Exercise instructions >>
All entries should be copied exactly, none left out.

Records shown >>
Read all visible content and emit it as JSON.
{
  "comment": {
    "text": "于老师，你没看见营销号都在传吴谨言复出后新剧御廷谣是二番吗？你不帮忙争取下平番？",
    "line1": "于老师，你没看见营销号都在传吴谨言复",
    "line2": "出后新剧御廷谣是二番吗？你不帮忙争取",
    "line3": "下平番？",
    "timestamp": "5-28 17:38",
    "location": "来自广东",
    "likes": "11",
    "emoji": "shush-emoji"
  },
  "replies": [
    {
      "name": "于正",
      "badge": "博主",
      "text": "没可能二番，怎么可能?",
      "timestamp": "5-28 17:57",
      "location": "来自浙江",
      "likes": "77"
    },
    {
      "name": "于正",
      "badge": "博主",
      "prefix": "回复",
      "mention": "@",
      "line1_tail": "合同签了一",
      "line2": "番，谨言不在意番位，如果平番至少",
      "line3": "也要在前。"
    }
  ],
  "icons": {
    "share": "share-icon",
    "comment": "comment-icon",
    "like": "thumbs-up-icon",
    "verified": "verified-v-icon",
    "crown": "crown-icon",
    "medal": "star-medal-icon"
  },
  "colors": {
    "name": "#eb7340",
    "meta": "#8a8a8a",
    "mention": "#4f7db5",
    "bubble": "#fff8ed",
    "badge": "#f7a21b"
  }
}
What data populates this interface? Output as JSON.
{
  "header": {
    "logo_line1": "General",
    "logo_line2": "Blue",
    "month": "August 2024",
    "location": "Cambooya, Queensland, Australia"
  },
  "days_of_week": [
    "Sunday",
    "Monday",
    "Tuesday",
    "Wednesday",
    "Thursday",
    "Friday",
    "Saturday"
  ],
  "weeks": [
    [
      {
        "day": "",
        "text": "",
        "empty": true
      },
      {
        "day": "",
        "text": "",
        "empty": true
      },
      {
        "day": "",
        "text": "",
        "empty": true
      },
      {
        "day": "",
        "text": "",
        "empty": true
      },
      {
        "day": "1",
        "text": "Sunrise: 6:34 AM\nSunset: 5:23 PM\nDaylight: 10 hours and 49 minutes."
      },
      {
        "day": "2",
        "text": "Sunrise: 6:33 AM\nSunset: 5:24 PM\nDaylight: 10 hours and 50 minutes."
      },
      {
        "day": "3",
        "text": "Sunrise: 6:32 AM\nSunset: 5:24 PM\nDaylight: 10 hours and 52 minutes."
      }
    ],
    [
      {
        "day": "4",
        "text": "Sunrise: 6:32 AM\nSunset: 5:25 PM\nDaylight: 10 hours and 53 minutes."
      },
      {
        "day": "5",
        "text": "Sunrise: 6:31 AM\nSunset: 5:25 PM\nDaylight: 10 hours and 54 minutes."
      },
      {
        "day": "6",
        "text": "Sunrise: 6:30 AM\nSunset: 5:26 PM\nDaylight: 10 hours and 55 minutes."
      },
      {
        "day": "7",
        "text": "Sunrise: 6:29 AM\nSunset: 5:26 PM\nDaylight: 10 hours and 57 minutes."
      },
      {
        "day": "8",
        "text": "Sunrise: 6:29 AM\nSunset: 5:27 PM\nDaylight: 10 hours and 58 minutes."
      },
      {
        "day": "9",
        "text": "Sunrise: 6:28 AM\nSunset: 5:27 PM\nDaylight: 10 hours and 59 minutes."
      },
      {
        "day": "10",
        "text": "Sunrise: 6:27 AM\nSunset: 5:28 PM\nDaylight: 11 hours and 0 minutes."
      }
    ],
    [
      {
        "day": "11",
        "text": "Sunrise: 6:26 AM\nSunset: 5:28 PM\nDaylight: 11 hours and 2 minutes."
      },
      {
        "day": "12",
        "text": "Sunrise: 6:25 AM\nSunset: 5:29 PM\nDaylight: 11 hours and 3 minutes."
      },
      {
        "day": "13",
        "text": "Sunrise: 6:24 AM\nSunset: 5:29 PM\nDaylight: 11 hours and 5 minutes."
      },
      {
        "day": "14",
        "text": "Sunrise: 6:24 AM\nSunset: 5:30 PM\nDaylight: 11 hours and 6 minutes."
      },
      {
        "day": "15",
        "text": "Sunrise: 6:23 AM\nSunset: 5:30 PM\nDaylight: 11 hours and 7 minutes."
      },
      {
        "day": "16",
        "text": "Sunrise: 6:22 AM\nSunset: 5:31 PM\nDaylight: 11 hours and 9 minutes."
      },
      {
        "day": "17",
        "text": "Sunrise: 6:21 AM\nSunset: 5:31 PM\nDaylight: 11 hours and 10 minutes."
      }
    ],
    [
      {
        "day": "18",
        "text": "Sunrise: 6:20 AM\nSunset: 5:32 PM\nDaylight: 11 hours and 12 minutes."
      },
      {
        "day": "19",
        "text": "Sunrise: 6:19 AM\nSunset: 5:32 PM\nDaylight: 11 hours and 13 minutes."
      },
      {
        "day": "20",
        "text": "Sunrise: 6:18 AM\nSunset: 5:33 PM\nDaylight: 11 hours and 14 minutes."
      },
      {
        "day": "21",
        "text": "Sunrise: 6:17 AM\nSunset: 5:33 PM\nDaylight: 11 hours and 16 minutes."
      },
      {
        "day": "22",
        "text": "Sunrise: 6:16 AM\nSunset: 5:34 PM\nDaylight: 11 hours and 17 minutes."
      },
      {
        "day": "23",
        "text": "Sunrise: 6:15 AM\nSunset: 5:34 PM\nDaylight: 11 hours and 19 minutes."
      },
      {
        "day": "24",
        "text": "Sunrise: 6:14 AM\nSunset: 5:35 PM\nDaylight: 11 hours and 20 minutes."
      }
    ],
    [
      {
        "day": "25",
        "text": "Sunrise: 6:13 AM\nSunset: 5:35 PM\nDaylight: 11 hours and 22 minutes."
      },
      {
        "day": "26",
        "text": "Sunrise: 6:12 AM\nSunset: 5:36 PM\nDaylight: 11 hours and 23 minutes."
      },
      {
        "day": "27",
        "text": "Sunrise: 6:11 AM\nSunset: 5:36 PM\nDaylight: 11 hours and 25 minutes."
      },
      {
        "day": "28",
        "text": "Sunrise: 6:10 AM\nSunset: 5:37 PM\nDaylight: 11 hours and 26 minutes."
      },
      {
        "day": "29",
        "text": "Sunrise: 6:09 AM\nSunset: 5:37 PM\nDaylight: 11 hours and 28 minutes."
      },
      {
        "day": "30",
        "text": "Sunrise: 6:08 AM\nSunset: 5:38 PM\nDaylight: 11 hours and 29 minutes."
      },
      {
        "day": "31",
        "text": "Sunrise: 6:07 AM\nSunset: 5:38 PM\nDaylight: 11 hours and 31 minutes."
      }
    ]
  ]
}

Written solution >>
Read all visible content and emit it as JSON.
{
  "comment": {
    "text": "于老师，你没看见营销号都在传吴谨言复出后新剧御廷谣是二番吗？你不帮忙争取下平番？",
    "line1": "于老师，你没看见营销号都在传吴谨言复",
    "line2": "出后新剧御廷谣是二番吗？你不帮忙争取",
    "line3": "下平番？",
    "timestamp": "5-28 17:38",
    "location": "来自广东",
    "likes": "11",
    "emoji": "shush-emoji"
  },
  "replies": [
    {
      "name": "于正",
      "badge": "博主",
      "text": "没可能二番，怎么可能?",
      "timestamp": "5-28 17:57",
      "location": "来自浙江",
      "likes": "77"
    },
    {
      "name": "于正",
      "badge": "博主",
      "prefix": "回复",
      "mention": "@",
      "line1_tail": "合同签了一",
      "line2": "番，谨言不在意番位，如果平番至少",
      "line3": "也要在前。"
    }
  ],
  "icons": {
    "share": "share-icon",
    "comment": "comment-icon",
    "like": "thumbs-up-icon",
    "verified": "verified-v-icon",
    "crown": "crown-icon",
    "medal": "star-medal-icon"
  },
  "colors": {
    "name": "#eb7340",
    "meta": "#8a8a8a",
    "mention": "#4f7db5",
    "bubble": "#fff8ed",
    "badge": "#f7a21b"
  }
}
What data populates this interface? Output as JSON.
{
  "header": {
    "logo_line1": "General",
    "logo_line2": "Blue",
    "month": "August 2024",
    "location": "Cambooya, Queensland, Australia"
  },
  "days_of_week": [
    "Sunday",
    "Monday",
    "Tuesday",
    "Wednesday",
    "Thursday",
    "Friday",
    "Saturday"
  ],
  "weeks": [
    [
      {
        "day": "",
        "text": "",
        "empty": true
      },
      {
        "day": "",
        "text": "",
        "empty": true
      },
      {
        "day": "",
        "text": "",
        "empty": true
      },
      {
        "day": "",
        "text": "",
        "empty": true
      },
      {
        "day": "1",
        "text": "Sunrise: 6:34 AM\nSunset: 5:23 PM\nDaylight: 10 hours and 49 minutes."
      },
      {
        "day": "2",
        "text": "Sunrise: 6:33 AM\nSunset: 5:24 PM\nDaylight: 10 hours and 50 minutes."
      },
      {
        "day": "3",
        "text": "Sunrise: 6:32 AM\nSunset: 5:24 PM\nDaylight: 10 hours and 52 minutes."
      }
    ],
    [
      {
        "day": "4",
        "text": "Sunrise: 6:32 AM\nSunset: 5:25 PM\nDaylight: 10 hours and 53 minutes."
      },
      {
        "day": "5",
        "text": "Sunrise: 6:31 AM\nSunset: 5:25 PM\nDaylight: 10 hours and 54 minutes."
      },
      {
        "day": "6",
        "text": "Sunrise: 6:30 AM\nSunset: 5:26 PM\nDaylight: 10 hours and 55 minutes."
      },
      {
        "day": "7",
        "text": "Sunrise: 6:29 AM\nSunset: 5:26 PM\nDaylight: 10 hours and 57 minutes."
      },
      {
        "day": "8",
        "text": "Sunrise: 6:29 AM\nSunset: 5:27 PM\nDaylight: 10 hours and 58 minutes."
      },
      {
        "day": "9",
        "text": "Sunrise: 6:28 AM\nSunset: 5:27 PM\nDaylight: 10 hours and 59 minutes."
      },
      {
        "day": "10",
        "text": "Sunrise: 6:27 AM\nSunset: 5:28 PM\nDaylight: 11 hours and 0 minutes."
      }
    ],
    [
      {
        "day": "11",
        "text": "Sunrise: 6:26 AM\nSunset: 5:28 PM\nDaylight: 11 hours and 2 minutes."
      },
      {
        "day": "12",
        "text": "Sunrise: 6:25 AM\nSunset: 5:29 PM\nDaylight: 11 hours and 3 minutes."
      },
      {
        "day": "13",
        "text": "Sunrise: 6:24 AM\nSunset: 5:29 PM\nDaylight: 11 hours and 5 minutes."
      },
      {
        "day": "14",
        "text": "Sunrise: 6:24 AM\nSunset: 5:30 PM\nDaylight: 11 hours and 6 minutes."
      },
      {
        "day": "15",
        "text": "Sunrise: 6:23 AM\nSunset: 5:30 PM\nDaylight: 11 hours and 7 minutes."
      },
      {
        "day": "16",
        "text": "Sunrise: 6:22 AM\nSunset: 5:31 PM\nDaylight: 11 hours and 9 minutes."
      },
      {
        "day": "17",
        "text": "Sunrise: 6:21 AM\nSunset: 5:31 PM\nDaylight: 11 hours and 10 minutes."
      }
    ],
    [
      {
        "day": "18",
        "text": "Sunrise: 6:20 AM\nSunset: 5:32 PM\nDaylight: 11 hours and 12 minutes."
      },
      {
        "day": "19",
        "text": "Sunrise: 6:19 AM\nSunset: 5:32 PM\nDaylight: 11 hours and 13 minutes."
      },
      {
        "day": "20",
        "text": "Sunrise: 6:18 AM\nSunset: 5:33 PM\nDaylight: 11 hours and 14 minutes."
      },
      {
        "day": "21",
        "text": "Sunrise: 6:17 AM\nSunset: 5:33 PM\nDaylight: 11 hours and 16 minutes."
      },
      {
        "day": "22",
        "text": "Sunrise: 6:16 AM\nSunset: 5:34 PM\nDaylight: 11 hours and 17 minutes."
      },
      {
        "day": "23",
        "text": "Sunrise: 6:15 AM\nSunset: 5:34 PM\nDaylight: 11 hours and 19 minutes."
      },
      {
        "day": "24",
        "text": "Sunrise: 6:14 AM\nSunset: 5:35 PM\nDaylight: 11 hours and 20 minutes."
      }
    ],
    [
      {
        "day": "25",
        "text": "Sunrise: 6:13 AM\nSunset: 5:35 PM\nDaylight: 11 hours and 22 minutes."
      },
      {
        "day": "26",
        "text": "Sunrise: 6:12 AM\nSunset: 5:36 PM\nDaylight: 11 hours and 23 minutes."
      },
      {
        "day": "27",
        "text": "Sunrise: 6:11 AM\nSunset: 5:36 PM\nDaylight: 11 hours and 25 minutes."
      },
      {
        "day": "28",
        "text": "Sunrise: 6:10 AM\nSunset: 5:37 PM\nDaylight: 11 hours and 26 minutes."
      },
      {
        "day": "29",
        "text": "Sunrise: 6:09 AM\nSunset: 5:37 PM\nDaylight: 11 hours and 28 minutes."
      },
      {
        "day": "30",
        "text": "Sunrise: 6:08 AM\nSunset: 5:38 PM\nDaylight: 11 hours and 29 minutes."
      },
      {
        "day": "31",
        "text": "Sunrise: 6:07 AM\nSunset: 5:38 PM\nDaylight: 11 hours and 31 minutes."
      }
    ]
  ]
}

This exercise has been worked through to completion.